> _Work task_: Take the data below and filter it for lines containing the word "Offer"; show each line found.

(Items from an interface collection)
☆ ☆ ☆ ☆ ☆

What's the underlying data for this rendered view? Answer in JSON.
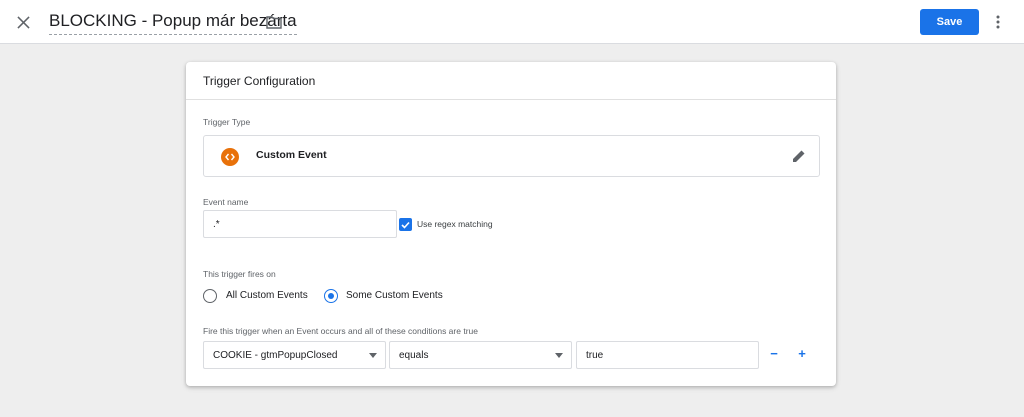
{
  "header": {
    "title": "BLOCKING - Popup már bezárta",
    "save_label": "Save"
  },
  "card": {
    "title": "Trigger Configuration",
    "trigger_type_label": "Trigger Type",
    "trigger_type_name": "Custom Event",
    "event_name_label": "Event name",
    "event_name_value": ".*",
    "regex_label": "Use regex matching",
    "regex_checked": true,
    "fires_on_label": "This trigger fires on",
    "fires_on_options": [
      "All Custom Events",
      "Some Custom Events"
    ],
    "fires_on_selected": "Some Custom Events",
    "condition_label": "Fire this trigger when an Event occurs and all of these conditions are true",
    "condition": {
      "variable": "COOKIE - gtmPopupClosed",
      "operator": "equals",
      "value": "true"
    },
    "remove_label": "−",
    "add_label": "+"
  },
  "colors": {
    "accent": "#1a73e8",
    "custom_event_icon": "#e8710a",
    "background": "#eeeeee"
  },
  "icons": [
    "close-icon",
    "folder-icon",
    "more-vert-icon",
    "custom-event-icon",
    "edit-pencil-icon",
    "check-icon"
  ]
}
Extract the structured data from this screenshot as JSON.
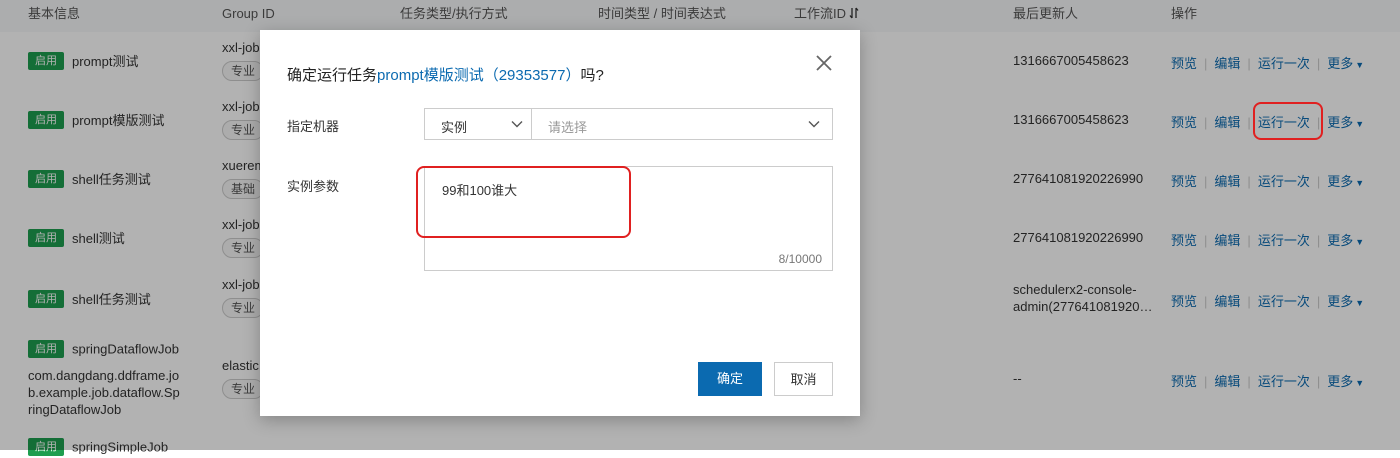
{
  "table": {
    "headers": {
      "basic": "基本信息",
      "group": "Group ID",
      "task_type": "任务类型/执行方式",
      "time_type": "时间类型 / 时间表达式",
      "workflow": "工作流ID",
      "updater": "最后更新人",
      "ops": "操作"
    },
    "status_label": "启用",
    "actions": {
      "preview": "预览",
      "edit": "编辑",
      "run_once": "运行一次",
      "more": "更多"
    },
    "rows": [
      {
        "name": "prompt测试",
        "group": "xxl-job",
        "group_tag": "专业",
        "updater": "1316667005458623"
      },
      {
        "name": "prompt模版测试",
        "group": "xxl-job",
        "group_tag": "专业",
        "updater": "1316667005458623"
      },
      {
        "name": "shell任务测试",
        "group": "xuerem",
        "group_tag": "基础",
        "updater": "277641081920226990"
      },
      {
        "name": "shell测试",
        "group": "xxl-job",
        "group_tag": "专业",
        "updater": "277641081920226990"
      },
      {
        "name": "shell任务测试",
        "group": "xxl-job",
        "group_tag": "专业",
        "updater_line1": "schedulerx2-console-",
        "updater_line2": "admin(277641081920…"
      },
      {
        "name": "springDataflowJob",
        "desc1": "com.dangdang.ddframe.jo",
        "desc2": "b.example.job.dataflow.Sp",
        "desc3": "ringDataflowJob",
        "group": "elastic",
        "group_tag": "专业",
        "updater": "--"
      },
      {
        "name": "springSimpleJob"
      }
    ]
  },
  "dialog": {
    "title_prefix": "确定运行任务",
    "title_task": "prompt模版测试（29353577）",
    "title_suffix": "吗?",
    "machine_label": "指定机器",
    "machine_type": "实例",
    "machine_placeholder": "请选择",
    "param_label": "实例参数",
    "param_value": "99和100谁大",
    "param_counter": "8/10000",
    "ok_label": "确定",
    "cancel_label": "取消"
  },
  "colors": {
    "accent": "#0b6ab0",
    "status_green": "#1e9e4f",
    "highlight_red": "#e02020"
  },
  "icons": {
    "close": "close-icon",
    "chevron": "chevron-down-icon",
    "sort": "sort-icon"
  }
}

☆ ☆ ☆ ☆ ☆

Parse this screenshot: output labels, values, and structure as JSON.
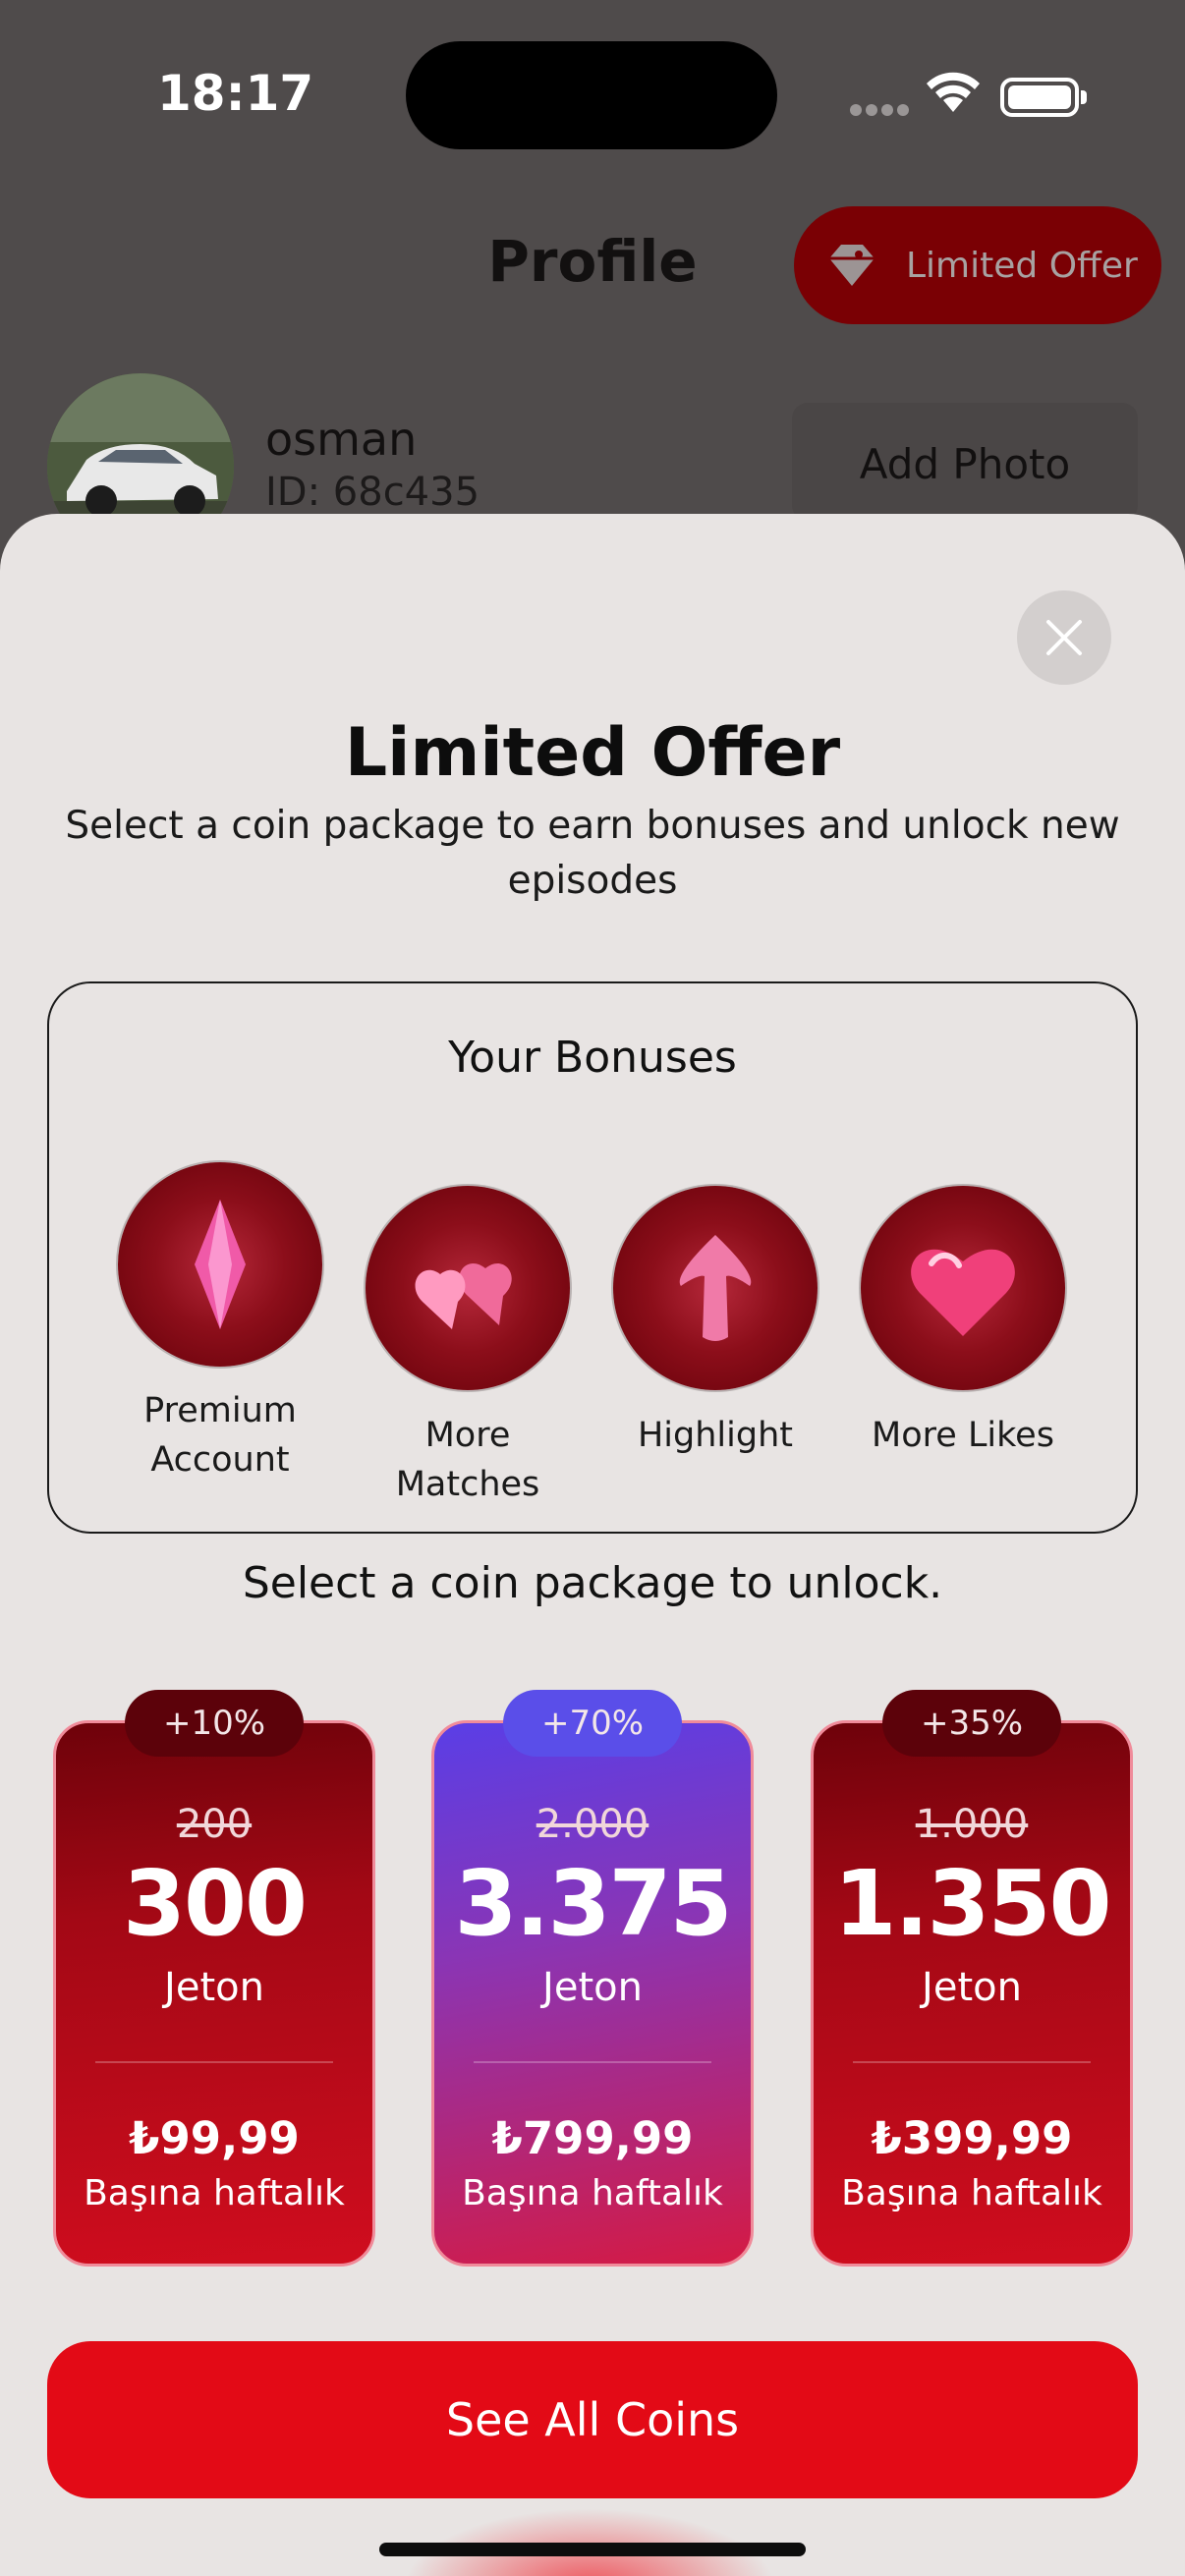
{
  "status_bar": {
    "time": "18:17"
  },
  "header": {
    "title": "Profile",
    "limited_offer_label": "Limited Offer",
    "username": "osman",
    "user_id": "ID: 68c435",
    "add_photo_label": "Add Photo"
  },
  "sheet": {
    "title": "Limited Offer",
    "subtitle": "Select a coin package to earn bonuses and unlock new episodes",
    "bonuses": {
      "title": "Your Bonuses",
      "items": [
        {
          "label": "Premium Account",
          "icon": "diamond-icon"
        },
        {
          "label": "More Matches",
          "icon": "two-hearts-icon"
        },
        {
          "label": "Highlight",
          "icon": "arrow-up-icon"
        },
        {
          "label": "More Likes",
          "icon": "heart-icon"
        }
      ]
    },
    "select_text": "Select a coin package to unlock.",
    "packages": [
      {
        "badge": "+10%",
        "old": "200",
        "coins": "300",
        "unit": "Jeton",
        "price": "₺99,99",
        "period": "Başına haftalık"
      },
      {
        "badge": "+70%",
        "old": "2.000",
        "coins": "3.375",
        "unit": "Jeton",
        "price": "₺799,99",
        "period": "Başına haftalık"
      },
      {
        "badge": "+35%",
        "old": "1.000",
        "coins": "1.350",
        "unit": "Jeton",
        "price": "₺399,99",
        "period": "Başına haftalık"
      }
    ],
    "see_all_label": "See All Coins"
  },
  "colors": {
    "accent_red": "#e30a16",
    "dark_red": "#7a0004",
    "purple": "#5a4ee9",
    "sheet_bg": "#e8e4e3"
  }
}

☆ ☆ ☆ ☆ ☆

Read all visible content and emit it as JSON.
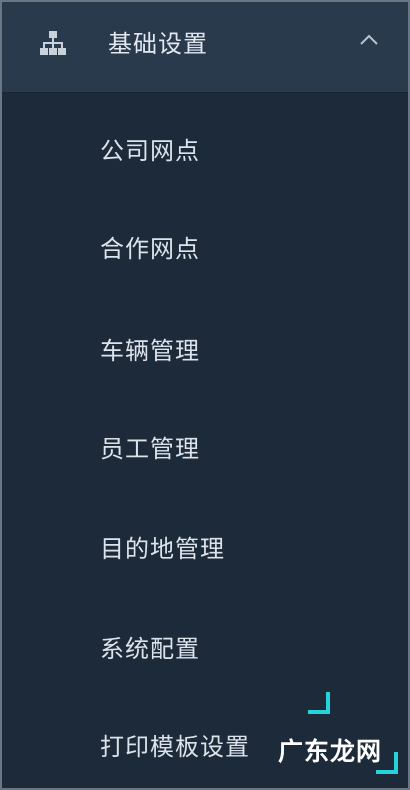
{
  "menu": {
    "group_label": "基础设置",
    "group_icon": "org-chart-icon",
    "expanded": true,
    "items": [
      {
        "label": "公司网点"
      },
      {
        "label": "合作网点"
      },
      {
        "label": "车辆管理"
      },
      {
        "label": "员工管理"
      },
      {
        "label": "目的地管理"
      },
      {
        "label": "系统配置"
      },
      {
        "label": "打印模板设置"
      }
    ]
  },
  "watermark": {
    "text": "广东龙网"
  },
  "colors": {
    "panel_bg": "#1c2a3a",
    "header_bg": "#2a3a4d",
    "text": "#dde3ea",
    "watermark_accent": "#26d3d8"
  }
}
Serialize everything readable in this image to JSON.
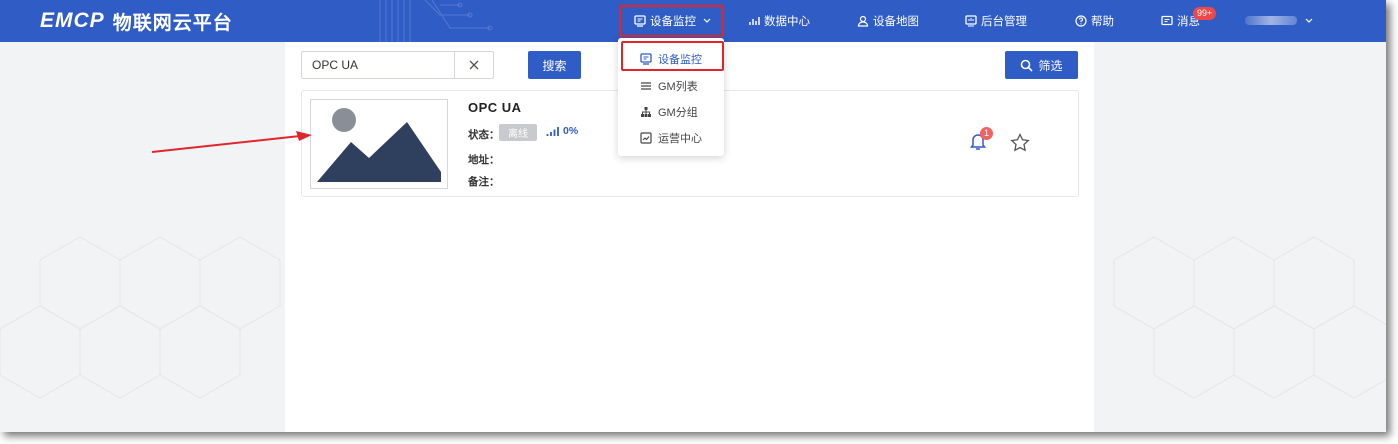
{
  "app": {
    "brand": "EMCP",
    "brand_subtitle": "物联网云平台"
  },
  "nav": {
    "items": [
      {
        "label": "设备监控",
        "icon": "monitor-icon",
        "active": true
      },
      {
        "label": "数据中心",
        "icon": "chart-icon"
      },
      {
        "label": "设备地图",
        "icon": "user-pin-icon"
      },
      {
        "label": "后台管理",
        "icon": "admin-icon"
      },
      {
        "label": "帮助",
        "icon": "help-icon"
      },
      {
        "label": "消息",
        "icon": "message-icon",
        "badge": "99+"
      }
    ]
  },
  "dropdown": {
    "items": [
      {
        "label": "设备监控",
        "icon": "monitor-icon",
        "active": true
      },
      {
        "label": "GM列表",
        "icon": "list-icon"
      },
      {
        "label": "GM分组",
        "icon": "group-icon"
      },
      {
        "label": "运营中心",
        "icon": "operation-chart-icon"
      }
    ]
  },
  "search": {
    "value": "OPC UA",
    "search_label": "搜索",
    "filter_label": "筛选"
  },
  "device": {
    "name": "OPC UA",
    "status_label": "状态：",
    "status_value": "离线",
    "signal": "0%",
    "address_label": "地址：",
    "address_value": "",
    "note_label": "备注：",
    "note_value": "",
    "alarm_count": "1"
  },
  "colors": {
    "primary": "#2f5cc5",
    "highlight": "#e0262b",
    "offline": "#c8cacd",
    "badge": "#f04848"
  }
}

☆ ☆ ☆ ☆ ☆

> _Output of the exercise_:
    "limited_offer_label": "Limited Offer",
    "title": "Limited Offer",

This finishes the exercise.